September 5, 2007 — The members of the Deep Blue Organ Trio -- organist Chris Foreman, guitarist Bobby Broom, and drummer Greg Rockingham -- cultivate a deep love and respect for the jazz-organ tradition and, since the 1990s, have been exploring their own singular take on it. Their two previous Delmark releases -- Deep Blue Bruise (2004) and Goin” to Town (2006) -- established the trio’s joyful approach and potent chemistry, forged in the course of their longtime Tuesday-night gig at the Green Mill in Chicago.
Folk Music is the trio’s newest CD, due for release by Origin Records on October 16. “What we do is kind of a folk music because of the legacy of organ combos in jazz,” says guitarist Broom, who produced the new CD. “The organ used to be in all the clubs. We used to groove to it, go out to the neighborhood tavern and hang out, listen to the organ groups, and have a good time.
”But I was also thinking of what folk music is -- a music of, by, and for the people,“ says Broom. ”The common folk, if you will. And people do respond strongly to our music.“
Folk Music’s repertoire places an emphasis on the full continuum of the black music experience, from the Ohio Players (”Sweet Sticky Thing“) and Stephanie Mills (”Never Knew Love Like This Before“) to standards (”I Thought About You“) and mainstream jazz (Lee Morgan’s ”Ceora,“ Hank Mobley’s ”This I Dig of You,“ ”Short Story“ by Kenny Dorham), with the Beatles thrown in for good measure (”She’s Leaving Home“).
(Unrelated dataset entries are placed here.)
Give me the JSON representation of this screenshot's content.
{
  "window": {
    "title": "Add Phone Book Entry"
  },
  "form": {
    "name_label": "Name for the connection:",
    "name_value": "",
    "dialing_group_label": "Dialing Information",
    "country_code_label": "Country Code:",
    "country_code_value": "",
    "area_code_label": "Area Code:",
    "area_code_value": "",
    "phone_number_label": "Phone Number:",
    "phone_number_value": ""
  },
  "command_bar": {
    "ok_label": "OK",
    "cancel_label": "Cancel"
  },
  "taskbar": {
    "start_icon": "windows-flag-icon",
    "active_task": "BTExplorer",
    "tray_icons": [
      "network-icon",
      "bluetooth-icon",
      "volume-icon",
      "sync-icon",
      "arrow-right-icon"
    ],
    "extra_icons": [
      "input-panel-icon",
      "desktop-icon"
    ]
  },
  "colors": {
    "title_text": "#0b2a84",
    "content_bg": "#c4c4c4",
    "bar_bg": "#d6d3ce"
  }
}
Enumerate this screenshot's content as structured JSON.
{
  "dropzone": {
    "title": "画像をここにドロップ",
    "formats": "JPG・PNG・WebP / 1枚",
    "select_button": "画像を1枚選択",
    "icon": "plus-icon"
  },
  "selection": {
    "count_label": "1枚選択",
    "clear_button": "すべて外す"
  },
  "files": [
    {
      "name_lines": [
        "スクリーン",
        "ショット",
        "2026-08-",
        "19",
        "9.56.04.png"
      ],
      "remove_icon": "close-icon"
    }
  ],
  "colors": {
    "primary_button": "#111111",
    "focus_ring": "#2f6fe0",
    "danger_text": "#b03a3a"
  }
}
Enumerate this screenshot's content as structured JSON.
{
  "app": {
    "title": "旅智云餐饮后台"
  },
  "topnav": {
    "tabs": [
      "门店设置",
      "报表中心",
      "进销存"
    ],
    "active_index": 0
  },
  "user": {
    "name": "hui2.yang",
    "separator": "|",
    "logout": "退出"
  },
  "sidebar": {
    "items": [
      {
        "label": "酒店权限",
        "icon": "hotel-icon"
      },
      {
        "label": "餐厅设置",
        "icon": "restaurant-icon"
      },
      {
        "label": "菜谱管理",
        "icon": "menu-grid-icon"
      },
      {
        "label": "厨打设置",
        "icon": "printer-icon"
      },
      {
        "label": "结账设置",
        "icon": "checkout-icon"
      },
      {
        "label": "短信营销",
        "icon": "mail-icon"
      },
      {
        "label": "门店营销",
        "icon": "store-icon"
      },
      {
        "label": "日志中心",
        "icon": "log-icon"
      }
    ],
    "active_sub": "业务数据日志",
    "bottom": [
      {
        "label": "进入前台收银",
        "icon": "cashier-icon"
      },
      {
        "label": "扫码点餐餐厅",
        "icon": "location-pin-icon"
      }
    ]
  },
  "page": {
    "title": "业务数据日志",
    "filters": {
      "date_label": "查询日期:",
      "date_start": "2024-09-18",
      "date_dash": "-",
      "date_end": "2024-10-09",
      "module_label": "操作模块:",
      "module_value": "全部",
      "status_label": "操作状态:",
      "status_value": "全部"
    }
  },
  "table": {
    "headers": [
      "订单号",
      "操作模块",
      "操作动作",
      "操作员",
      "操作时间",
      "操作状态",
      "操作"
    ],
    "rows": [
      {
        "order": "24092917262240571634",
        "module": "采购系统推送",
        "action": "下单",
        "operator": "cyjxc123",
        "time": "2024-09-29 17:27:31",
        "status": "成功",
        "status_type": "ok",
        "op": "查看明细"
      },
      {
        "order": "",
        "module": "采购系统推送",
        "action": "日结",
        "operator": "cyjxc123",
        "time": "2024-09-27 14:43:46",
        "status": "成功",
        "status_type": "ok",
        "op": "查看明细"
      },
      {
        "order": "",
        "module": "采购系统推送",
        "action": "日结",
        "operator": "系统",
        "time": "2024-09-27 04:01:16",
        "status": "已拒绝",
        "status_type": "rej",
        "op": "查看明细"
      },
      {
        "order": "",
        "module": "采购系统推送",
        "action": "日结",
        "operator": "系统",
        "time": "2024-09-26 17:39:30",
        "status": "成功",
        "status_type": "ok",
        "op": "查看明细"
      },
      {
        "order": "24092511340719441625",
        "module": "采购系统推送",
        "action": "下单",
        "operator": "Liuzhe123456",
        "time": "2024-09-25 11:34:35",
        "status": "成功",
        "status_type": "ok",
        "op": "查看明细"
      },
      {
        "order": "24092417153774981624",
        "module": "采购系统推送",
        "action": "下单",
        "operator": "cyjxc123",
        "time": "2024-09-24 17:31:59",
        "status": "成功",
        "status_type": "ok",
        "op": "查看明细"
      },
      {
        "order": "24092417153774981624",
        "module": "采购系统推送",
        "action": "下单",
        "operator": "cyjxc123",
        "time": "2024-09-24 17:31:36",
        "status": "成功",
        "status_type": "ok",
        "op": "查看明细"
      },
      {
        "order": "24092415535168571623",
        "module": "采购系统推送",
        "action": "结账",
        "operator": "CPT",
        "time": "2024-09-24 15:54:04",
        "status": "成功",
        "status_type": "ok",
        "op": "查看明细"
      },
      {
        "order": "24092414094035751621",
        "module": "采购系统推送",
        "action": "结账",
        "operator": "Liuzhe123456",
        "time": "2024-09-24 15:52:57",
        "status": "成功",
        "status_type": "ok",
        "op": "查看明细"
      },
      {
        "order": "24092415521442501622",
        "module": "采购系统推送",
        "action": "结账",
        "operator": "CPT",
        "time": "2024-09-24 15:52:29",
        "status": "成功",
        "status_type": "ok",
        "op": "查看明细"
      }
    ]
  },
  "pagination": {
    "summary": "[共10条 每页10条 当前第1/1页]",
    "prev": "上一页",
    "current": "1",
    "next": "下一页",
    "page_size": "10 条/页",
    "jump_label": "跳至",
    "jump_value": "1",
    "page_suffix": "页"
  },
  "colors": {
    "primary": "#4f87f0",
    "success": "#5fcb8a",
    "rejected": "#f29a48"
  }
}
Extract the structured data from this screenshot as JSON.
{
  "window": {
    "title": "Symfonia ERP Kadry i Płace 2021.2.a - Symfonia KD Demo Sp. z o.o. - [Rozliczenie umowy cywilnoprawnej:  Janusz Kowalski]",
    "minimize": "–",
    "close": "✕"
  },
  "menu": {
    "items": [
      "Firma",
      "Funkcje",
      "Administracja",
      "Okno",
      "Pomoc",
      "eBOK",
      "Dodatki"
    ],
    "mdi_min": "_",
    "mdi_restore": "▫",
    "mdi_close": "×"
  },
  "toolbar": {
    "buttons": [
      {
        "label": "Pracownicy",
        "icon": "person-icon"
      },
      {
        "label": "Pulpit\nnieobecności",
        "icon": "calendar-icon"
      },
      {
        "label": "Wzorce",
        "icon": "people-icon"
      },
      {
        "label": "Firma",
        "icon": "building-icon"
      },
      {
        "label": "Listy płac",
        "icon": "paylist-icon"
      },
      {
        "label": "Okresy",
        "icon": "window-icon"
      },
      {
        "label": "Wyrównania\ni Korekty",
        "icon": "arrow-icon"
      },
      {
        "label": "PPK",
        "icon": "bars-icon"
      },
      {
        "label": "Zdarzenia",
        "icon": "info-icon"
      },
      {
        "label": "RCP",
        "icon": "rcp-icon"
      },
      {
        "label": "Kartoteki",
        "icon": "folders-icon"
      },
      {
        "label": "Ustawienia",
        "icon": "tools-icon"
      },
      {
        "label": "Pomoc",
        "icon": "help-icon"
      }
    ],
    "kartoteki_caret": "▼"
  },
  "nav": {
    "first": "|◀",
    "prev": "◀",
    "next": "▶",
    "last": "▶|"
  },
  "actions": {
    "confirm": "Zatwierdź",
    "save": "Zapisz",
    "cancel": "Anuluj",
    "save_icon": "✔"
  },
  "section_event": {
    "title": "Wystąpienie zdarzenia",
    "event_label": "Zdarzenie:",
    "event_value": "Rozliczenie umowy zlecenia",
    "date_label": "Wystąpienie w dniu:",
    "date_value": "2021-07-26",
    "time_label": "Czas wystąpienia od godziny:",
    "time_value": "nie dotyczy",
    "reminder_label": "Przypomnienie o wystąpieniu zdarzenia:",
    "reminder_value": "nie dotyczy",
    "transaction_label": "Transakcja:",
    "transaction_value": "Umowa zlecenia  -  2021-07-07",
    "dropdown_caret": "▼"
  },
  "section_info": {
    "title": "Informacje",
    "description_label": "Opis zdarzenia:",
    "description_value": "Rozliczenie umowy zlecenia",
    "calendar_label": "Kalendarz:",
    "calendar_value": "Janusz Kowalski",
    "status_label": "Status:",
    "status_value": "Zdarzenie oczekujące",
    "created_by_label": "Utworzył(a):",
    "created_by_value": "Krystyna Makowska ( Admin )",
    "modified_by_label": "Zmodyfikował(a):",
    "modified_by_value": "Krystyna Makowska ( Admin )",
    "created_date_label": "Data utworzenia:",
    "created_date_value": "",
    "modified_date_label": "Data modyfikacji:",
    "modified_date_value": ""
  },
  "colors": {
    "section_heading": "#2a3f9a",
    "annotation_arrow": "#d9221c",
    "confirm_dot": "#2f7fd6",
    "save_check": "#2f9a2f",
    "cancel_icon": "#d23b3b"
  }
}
Broom, who leads his own guitar/bass/drums trio, sees the guitar/organ/drums format as a whole other challenge. ”All the guitarists I listened to coming up played with great organists -- Pat Martino with Charles Earland and later with Don Patterson, George Benson with Jack McDuff, Wes Montgomery with Mel Rhyne, and Kenny Burrell (and just about all of the aforementioned guitarists) with Jimmy Smith. It’s part of the guitar idiom and lineage,“ he points out.
”The first person I really heard in jazz was Charles Earland, and then I got an opportunity to work with him for many years, as did Greg [Rockingham]. So to be in a situation to play with Chris [Foreman], who’s lesser known but is one of those organists of the highest order, is important to me. I place a high value on this group, because I understand their level of musicianship.“
In the Tradition
Earland’s Black Talk was the record that captivated Bobby Broom, who was born (1961) and raised in New York. While attending the High School of Music and Art, he got the call to audition for Sonny Rollins and made his debut, at age 16, with Rollins at Carnegie Hall (he’s been a member of Rollins’s current band since 2005). Broom relocated to Chicago in the early 1980s, and was soon playing and recording with Earland. (His other sideman credits include Tom Browne, Kenny Burrell, and Dr. John.)
Drummer Greg Rockingham, born in Waukegan, Illinois in 1959, is the son of organist David Rockingham, in whose trio Greg was a regular member from age 9 to 16. After working for eight years with the Guy Lombardo ghost band straight out of high school, he spent a decade with Charles Earland’s group. ”The B-3 is such a powerful instrument,“ says Rockingham. ”When all the stops are pulled out, it’s like a full horn section. You’re playing the kicks like you would in a big band.“
Chris Foreman, who was born blind in Chicago in 1957, started on piano but by the time he was in his teens had become enamored of jazz organ. He listened to all the great organists when he was growing up: ”I’d hear them on the radio. I was fascinated with the sound of the organ and how different sounds could be obtained from it,“ he explains. Foreman made his recording debut in 1981 on blues guitarist Albert Collins’s Don’t Lose Your Cool, and later cut two CDs with the Mighty Blue Kings.
Rockingham and Foreman had been playing together for several years in various bands when Broom first bumped into them in the early 1990s. ”They have a unique sound together,“ the guitarist says. ”It’s a very comfortable feeling -- classic, simpatico. There’s a chemistry the three of us have that’s special.“
”We listen to each other,“ Foreman concurs. ”Some things we don’t even talk about. If you don’t talk about it so much and just let the music happen, then it happens.“
In his notes to Folk Music, annotator Larry Hollis draws some telling comparisons between the Deep Blue Organ Trio and the best-selling group from Blue Note Records’ heyday, the Three Sounds. ”The Deep Blue Organ Trio reminds me strongly of a soul-jazz update of them,“ he writes, ”which is a big compliment in my book. After all, they both play music for the folks."
(In addition to their standing gig at the Green Mill, the Deep Blue Organ Trio plans to venture farther afield in the coming months in support of Folk Music. First up is the 7th annual Jazz Party at Sea, which sets sail to the Caribbean from Miami on November 3.)